Ministry of Economy and Finance undersecretary of state Ros Seilava told a news conference that the economic crisis instigated by COVID-19 had been the primary trigger for the emergency SME lending endeavours.
Debt relief measures by micro-loan providers in Cambodia are failing to alleviate the serious financial burdens on indebted families affected by the COVID-19 pandemic.
Tens of thousands of garment workers, who are facing slashed work hours and wages amid the global pandemic and economic downturn, will struggle to repay mounting microfinance debt, a new civil society report says.
Many Cambodians are being forced to sell their livestock and farms to pay off debts to banks and microfinance institutions, prompting calls for the government to prevent lenders from collecting during the outbreak.
Deep household debt might soon push Cambodia into a crisis as job losses caused by Covid-19 make it even harder for families repay loans, experts and debtors say.
With many Cambodians out of work, COVID-19 is also throwing another problem into sharp relief: that of precariously high microfinance debt.
The couple, in their 50s, run a roadside restaurant in Kampong Speu, a province west of Phnom Penh that has the highest number of microcredit loans in Cambodia.
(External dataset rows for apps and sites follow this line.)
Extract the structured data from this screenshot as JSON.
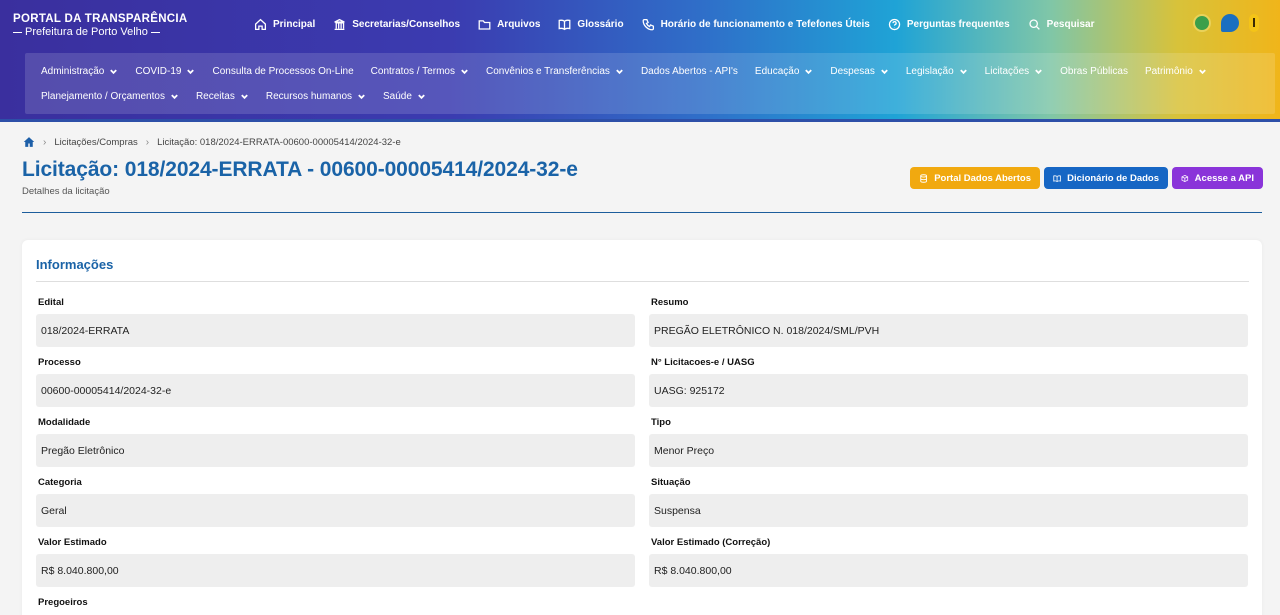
{
  "header": {
    "logo_line1": "PORTAL DA TRANSPARÊNCIA",
    "logo_line2": "Prefeitura de Porto Velho",
    "top_nav": [
      {
        "label": "Principal",
        "icon": "home-icon"
      },
      {
        "label": "Secretarias/Conselhos",
        "icon": "building-icon"
      },
      {
        "label": "Arquivos",
        "icon": "folder-icon"
      },
      {
        "label": "Glossário",
        "icon": "book-icon"
      },
      {
        "label": "Horário de funcionamento e Tefefones Úteis",
        "icon": "phone-icon"
      },
      {
        "label": "Perguntas frequentes",
        "icon": "help-icon"
      },
      {
        "label": "Pesquisar",
        "icon": "search-icon"
      }
    ]
  },
  "menu": {
    "row1": [
      {
        "label": "Administração",
        "dropdown": true
      },
      {
        "label": "COVID-19",
        "dropdown": true
      },
      {
        "label": "Consulta de Processos On-Line",
        "dropdown": false
      },
      {
        "label": "Contratos / Termos",
        "dropdown": true
      },
      {
        "label": "Convênios e Transferências",
        "dropdown": true
      },
      {
        "label": "Dados Abertos - API's",
        "dropdown": false
      },
      {
        "label": "Educação",
        "dropdown": true
      },
      {
        "label": "Despesas",
        "dropdown": true
      },
      {
        "label": "Legislação",
        "dropdown": true
      },
      {
        "label": "Licitações",
        "dropdown": true
      },
      {
        "label": "Obras Públicas",
        "dropdown": false
      },
      {
        "label": "Patrimônio",
        "dropdown": true
      }
    ],
    "row2": [
      {
        "label": "Planejamento / Orçamentos",
        "dropdown": true
      },
      {
        "label": "Receitas",
        "dropdown": true
      },
      {
        "label": "Recursos humanos",
        "dropdown": true
      },
      {
        "label": "Saúde",
        "dropdown": true
      }
    ]
  },
  "breadcrumb": {
    "items": [
      "Licitações/Compras",
      "Licitação: 018/2024-ERRATA-00600-00005414/2024-32-e"
    ]
  },
  "page": {
    "title": "Licitação: 018/2024-ERRATA - 00600-00005414/2024-32-e",
    "subtitle": "Detalhes da licitação"
  },
  "actions": {
    "portal": "Portal Dados Abertos",
    "dicionario": "Dicionário de Dados",
    "api": "Acesse a API"
  },
  "info": {
    "title": "Informações",
    "fields": {
      "edital": {
        "label": "Edital",
        "value": "018/2024-ERRATA"
      },
      "resumo": {
        "label": "Resumo",
        "value": "PREGÃO ELETRÔNICO N. 018/2024/SML/PVH"
      },
      "processo": {
        "label": "Processo",
        "value": "00600-00005414/2024-32-e"
      },
      "uasg": {
        "label": "N° Licitacoes-e / UASG",
        "value": "UASG: 925172"
      },
      "modalidade": {
        "label": "Modalidade",
        "value": "Pregão Eletrônico"
      },
      "tipo": {
        "label": "Tipo",
        "value": "Menor Preço"
      },
      "categoria": {
        "label": "Categoria",
        "value": "Geral"
      },
      "situacao": {
        "label": "Situação",
        "value": "Suspensa"
      },
      "valor": {
        "label": "Valor Estimado",
        "value": "R$ 8.040.800,00"
      },
      "valor_corr": {
        "label": "Valor Estimado (Correção)",
        "value": "R$ 8.040.800,00"
      },
      "pregoeiros": {
        "label": "Pregoeiros"
      }
    }
  }
}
The Association of Banks in Cambodia (ABC) and the Cambodia Microfinance Association (CMA) have announced that all services will continue to be offered throughout the current COVID-19 pandemic, according to a joint statement by the ABC and CMA released last week.